Exercise directions. Print every line of the records below exactly as it reads.

Source records.
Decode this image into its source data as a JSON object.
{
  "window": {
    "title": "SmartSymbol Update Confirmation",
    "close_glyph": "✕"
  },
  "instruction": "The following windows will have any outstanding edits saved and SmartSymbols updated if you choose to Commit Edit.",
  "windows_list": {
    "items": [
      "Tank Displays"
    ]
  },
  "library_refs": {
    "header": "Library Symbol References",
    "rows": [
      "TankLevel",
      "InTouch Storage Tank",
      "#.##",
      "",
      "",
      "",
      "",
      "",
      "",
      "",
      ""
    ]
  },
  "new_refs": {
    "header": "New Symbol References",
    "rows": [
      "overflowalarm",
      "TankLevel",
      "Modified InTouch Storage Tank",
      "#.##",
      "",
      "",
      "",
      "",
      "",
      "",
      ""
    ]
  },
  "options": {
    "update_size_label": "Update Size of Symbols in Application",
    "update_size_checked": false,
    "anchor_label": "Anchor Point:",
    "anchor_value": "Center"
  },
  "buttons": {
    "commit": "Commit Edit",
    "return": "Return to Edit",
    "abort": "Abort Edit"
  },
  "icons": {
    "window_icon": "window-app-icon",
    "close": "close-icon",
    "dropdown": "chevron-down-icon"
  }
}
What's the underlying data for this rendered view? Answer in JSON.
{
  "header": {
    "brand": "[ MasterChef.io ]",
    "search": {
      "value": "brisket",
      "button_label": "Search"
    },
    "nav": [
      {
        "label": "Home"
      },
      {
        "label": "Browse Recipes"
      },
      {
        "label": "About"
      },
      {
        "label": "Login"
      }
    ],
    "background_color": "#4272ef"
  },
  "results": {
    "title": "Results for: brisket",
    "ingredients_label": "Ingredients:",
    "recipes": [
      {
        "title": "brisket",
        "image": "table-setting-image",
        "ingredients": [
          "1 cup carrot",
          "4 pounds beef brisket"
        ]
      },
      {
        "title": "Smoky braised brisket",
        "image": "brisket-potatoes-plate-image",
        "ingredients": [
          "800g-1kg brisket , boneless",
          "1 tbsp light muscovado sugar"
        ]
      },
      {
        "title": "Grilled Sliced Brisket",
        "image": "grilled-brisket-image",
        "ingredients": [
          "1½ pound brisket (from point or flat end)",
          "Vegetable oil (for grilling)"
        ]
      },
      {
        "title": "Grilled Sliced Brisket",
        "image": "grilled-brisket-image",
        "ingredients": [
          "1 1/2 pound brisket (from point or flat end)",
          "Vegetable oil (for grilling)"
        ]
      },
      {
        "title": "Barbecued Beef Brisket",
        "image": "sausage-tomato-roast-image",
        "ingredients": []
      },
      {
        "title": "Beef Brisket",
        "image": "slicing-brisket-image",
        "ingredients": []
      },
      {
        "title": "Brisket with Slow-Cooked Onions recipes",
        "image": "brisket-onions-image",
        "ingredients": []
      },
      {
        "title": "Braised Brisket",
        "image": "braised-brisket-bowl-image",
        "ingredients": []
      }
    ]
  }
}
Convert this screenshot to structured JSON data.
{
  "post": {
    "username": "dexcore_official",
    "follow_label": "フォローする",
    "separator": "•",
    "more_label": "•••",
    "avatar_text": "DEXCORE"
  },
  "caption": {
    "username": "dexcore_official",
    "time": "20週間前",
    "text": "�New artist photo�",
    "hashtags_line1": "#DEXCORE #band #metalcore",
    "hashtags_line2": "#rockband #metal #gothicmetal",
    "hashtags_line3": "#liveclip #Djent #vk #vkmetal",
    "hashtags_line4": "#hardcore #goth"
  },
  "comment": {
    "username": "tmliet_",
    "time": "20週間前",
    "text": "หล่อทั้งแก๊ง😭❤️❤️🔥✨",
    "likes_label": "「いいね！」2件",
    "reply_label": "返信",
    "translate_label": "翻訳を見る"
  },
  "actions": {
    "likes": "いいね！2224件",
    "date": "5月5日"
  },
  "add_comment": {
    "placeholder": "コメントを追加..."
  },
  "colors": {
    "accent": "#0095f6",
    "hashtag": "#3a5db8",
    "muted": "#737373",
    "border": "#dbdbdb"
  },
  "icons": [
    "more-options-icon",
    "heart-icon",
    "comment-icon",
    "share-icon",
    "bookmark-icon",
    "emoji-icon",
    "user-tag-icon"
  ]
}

Answer to the problem.
Decode this image into its source data as a JSON object.
{
  "window": {
    "title": "SmartSymbol Update Confirmation",
    "close_glyph": "✕"
  },
  "instruction": "The following windows will have any outstanding edits saved and SmartSymbols updated if you choose to Commit Edit.",
  "windows_list": {
    "items": [
      "Tank Displays"
    ]
  },
  "library_refs": {
    "header": "Library Symbol References",
    "rows": [
      "TankLevel",
      "InTouch Storage Tank",
      "#.##",
      "",
      "",
      "",
      "",
      "",
      "",
      "",
      ""
    ]
  },
  "new_refs": {
    "header": "New Symbol References",
    "rows": [
      "overflowalarm",
      "TankLevel",
      "Modified InTouch Storage Tank",
      "#.##",
      "",
      "",
      "",
      "",
      "",
      "",
      ""
    ]
  },
  "options": {
    "update_size_label": "Update Size of Symbols in Application",
    "update_size_checked": false,
    "anchor_label": "Anchor Point:",
    "anchor_value": "Center"
  },
  "buttons": {
    "commit": "Commit Edit",
    "return": "Return to Edit",
    "abort": "Abort Edit"
  },
  "icons": {
    "window_icon": "window-app-icon",
    "close": "close-icon",
    "dropdown": "chevron-down-icon"
  }
}
What's the underlying data for this rendered view? Answer in JSON.
{
  "header": {
    "brand": "[ MasterChef.io ]",
    "search": {
      "value": "brisket",
      "button_label": "Search"
    },
    "nav": [
      {
        "label": "Home"
      },
      {
        "label": "Browse Recipes"
      },
      {
        "label": "About"
      },
      {
        "label": "Login"
      }
    ],
    "background_color": "#4272ef"
  },
  "results": {
    "title": "Results for: brisket",
    "ingredients_label": "Ingredients:",
    "recipes": [
      {
        "title": "brisket",
        "image": "table-setting-image",
        "ingredients": [
          "1 cup carrot",
          "4 pounds beef brisket"
        ]
      },
      {
        "title": "Smoky braised brisket",
        "image": "brisket-potatoes-plate-image",
        "ingredients": [
          "800g-1kg brisket , boneless",
          "1 tbsp light muscovado sugar"
        ]
      },
      {
        "title": "Grilled Sliced Brisket",
        "image": "grilled-brisket-image",
        "ingredients": [
          "1½ pound brisket (from point or flat end)",
          "Vegetable oil (for grilling)"
        ]
      },
      {
        "title": "Grilled Sliced Brisket",
        "image": "grilled-brisket-image",
        "ingredients": [
          "1 1/2 pound brisket (from point or flat end)",
          "Vegetable oil (for grilling)"
        ]
      },
      {
        "title": "Barbecued Beef Brisket",
        "image": "sausage-tomato-roast-image",
        "ingredients": []
      },
      {
        "title": "Beef Brisket",
        "image": "slicing-brisket-image",
        "ingredients": []
      },
      {
        "title": "Brisket with Slow-Cooked Onions recipes",
        "image": "brisket-onions-image",
        "ingredients": []
      },
      {
        "title": "Braised Brisket",
        "image": "braised-brisket-bowl-image",
        "ingredients": []
      }
    ]
  }
}
Convert this screenshot to structured JSON data.
{
  "post": {
    "username": "dexcore_official",
    "follow_label": "フォローする",
    "separator": "•",
    "more_label": "•••",
    "avatar_text": "DEXCORE"
  },
  "caption": {
    "username": "dexcore_official",
    "time": "20週間前",
    "text": "�New artist photo�",
    "hashtags_line1": "#DEXCORE #band #metalcore",
    "hashtags_line2": "#rockband #metal #gothicmetal",
    "hashtags_line3": "#liveclip #Djent #vk #vkmetal",
    "hashtags_line4": "#hardcore #goth"
  },
  "comment": {
    "username": "tmliet_",
    "time": "20週間前",
    "text": "หล่อทั้งแก๊ง😭❤️❤️🔥✨",
    "likes_label": "「いいね！」2件",
    "reply_label": "返信",
    "translate_label": "翻訳を見る"
  },
  "actions": {
    "likes": "いいね！2224件",
    "date": "5月5日"
  },
  "add_comment": {
    "placeholder": "コメントを追加..."
  },
  "colors": {
    "accent": "#0095f6",
    "hashtag": "#3a5db8",
    "muted": "#737373",
    "border": "#dbdbdb"
  },
  "icons": [
    "more-options-icon",
    "heart-icon",
    "comment-icon",
    "share-icon",
    "bookmark-icon",
    "emoji-icon",
    "user-tag-icon"
  ]
}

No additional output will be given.